**EXERCISE DETAILS:**
Among the records, which lines hold the word "ffffff"? Pick them out.

RECORDS TO USE START

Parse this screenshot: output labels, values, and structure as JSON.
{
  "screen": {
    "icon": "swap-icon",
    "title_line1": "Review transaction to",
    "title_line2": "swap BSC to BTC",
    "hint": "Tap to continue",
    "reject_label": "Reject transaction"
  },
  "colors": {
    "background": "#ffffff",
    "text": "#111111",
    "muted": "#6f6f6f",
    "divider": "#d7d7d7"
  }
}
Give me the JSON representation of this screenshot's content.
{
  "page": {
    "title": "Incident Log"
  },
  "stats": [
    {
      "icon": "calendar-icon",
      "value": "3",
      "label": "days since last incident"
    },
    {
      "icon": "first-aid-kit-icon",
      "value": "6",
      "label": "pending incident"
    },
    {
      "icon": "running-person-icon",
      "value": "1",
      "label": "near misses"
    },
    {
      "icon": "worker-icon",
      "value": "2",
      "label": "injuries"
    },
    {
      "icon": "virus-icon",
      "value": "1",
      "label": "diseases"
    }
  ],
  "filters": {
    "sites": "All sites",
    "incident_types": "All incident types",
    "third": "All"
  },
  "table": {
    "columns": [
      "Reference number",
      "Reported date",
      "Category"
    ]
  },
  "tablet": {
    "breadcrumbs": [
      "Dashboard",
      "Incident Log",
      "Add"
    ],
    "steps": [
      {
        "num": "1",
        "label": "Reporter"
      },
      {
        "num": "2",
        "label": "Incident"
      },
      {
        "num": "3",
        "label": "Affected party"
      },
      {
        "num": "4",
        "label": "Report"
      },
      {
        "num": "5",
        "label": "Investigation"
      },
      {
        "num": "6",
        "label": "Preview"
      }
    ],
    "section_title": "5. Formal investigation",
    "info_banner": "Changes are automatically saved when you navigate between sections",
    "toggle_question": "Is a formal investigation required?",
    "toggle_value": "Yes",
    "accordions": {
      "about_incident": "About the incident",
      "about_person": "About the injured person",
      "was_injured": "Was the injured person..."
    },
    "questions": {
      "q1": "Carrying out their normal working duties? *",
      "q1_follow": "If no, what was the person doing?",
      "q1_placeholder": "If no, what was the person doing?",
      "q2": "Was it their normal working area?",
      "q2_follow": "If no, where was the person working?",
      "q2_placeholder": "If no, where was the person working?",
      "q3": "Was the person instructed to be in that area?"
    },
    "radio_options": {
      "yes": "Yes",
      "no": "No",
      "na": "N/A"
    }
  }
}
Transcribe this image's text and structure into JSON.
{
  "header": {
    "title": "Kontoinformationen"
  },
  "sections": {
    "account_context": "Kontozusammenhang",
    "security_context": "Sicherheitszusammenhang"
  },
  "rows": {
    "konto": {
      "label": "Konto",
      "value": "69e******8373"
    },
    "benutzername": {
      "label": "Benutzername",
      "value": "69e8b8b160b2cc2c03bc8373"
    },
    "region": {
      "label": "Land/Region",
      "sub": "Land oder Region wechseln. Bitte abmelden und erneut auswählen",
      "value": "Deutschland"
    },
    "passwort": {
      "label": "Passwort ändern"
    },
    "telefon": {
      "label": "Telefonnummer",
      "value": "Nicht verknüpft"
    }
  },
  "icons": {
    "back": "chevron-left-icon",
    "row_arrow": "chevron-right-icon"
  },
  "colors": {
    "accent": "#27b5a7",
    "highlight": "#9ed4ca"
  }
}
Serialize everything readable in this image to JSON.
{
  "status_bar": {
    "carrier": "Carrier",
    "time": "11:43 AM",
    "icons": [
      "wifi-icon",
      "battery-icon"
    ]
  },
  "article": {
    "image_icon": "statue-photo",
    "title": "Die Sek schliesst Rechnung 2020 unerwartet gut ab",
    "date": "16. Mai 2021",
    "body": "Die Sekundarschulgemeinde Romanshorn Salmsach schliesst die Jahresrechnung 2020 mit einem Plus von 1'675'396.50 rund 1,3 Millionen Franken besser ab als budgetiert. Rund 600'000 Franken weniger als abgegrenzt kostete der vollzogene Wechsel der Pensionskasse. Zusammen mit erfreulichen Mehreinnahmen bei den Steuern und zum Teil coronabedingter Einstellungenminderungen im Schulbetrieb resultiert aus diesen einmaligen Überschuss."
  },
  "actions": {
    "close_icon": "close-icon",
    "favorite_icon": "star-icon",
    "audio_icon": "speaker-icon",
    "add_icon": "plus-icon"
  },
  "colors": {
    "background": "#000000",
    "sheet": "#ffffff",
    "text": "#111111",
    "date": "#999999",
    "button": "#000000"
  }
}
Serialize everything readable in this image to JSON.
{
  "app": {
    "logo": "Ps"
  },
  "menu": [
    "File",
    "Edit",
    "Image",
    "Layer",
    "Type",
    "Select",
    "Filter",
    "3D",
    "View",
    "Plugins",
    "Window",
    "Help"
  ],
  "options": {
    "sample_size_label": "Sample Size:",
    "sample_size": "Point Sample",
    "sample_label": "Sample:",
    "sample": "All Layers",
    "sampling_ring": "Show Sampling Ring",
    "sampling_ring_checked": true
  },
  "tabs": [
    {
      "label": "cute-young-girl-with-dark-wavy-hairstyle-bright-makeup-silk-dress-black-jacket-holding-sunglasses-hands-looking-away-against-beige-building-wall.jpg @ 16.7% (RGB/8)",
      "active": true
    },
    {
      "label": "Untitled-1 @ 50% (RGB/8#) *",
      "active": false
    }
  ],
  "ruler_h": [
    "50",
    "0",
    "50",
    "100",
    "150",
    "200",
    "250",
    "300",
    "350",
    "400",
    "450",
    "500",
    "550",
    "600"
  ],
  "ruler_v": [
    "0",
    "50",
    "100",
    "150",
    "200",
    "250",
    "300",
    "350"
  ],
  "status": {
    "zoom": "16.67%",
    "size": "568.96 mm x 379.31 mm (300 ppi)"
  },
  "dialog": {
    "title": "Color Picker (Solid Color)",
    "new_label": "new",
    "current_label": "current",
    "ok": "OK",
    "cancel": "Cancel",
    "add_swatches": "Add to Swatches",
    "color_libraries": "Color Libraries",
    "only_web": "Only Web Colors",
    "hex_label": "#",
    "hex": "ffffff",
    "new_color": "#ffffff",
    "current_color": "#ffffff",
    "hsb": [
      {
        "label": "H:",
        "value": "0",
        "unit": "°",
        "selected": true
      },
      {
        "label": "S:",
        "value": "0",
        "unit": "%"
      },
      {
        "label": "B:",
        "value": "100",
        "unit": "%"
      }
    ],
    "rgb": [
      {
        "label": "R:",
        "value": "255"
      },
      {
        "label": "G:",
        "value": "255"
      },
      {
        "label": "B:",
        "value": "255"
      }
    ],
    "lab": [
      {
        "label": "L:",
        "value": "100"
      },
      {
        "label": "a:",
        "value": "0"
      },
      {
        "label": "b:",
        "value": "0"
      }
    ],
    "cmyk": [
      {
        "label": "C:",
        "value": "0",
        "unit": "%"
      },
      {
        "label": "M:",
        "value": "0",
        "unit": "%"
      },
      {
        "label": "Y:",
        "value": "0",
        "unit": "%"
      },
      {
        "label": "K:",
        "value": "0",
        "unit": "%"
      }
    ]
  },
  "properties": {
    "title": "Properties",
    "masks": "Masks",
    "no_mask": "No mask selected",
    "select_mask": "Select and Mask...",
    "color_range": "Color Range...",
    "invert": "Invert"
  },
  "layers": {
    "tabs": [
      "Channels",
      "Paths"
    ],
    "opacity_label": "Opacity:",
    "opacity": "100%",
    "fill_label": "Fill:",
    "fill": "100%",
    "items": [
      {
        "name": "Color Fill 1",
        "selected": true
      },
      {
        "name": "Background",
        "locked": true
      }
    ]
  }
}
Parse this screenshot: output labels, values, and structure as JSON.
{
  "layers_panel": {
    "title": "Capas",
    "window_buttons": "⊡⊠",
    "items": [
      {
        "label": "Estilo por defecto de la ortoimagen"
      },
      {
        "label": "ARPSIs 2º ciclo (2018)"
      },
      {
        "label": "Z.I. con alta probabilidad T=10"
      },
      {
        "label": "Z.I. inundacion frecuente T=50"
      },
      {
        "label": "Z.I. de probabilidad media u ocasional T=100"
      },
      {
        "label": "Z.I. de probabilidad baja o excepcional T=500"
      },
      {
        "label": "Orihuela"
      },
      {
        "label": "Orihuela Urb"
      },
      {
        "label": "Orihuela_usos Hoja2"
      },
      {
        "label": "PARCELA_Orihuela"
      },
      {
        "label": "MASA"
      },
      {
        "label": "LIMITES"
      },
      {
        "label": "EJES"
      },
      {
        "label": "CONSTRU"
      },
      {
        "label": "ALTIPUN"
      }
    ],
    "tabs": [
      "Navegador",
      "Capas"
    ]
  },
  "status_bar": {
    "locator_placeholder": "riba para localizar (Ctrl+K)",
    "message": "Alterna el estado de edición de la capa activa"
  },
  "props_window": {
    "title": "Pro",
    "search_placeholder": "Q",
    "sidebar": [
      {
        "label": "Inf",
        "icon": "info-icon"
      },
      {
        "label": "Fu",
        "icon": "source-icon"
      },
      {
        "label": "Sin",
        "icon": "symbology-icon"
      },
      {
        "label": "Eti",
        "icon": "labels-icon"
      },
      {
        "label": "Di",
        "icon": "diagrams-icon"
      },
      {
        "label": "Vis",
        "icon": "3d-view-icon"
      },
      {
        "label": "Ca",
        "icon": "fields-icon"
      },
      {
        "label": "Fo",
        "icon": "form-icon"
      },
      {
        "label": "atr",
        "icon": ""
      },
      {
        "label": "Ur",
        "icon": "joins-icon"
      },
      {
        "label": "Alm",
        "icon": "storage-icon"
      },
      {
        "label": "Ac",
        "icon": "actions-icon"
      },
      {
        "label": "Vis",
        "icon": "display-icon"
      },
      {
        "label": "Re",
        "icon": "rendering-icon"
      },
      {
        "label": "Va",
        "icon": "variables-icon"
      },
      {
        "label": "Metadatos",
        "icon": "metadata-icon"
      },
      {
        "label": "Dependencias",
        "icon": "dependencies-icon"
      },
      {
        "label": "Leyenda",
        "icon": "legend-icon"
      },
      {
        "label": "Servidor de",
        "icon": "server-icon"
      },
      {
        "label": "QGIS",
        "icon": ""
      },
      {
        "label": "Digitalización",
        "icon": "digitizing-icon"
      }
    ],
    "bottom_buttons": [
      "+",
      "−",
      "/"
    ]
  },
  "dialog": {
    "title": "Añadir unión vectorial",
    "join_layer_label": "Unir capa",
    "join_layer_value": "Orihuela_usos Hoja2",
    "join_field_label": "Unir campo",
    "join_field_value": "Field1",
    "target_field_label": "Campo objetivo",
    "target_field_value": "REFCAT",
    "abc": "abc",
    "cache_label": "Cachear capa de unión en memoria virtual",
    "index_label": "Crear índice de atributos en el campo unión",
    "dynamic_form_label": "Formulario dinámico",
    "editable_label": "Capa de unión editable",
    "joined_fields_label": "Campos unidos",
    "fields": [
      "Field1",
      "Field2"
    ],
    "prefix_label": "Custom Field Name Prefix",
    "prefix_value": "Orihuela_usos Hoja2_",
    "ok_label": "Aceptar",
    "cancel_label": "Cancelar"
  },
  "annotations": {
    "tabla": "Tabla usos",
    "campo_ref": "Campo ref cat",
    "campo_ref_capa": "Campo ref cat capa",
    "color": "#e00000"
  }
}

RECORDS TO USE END

**TASK ANSWER:**
    "background": "#ffffff",
    "sheet": "#ffffff",
    "hex": "ffffff",
    "new_color": "#ffffff",
    "current_color": "#ffffff",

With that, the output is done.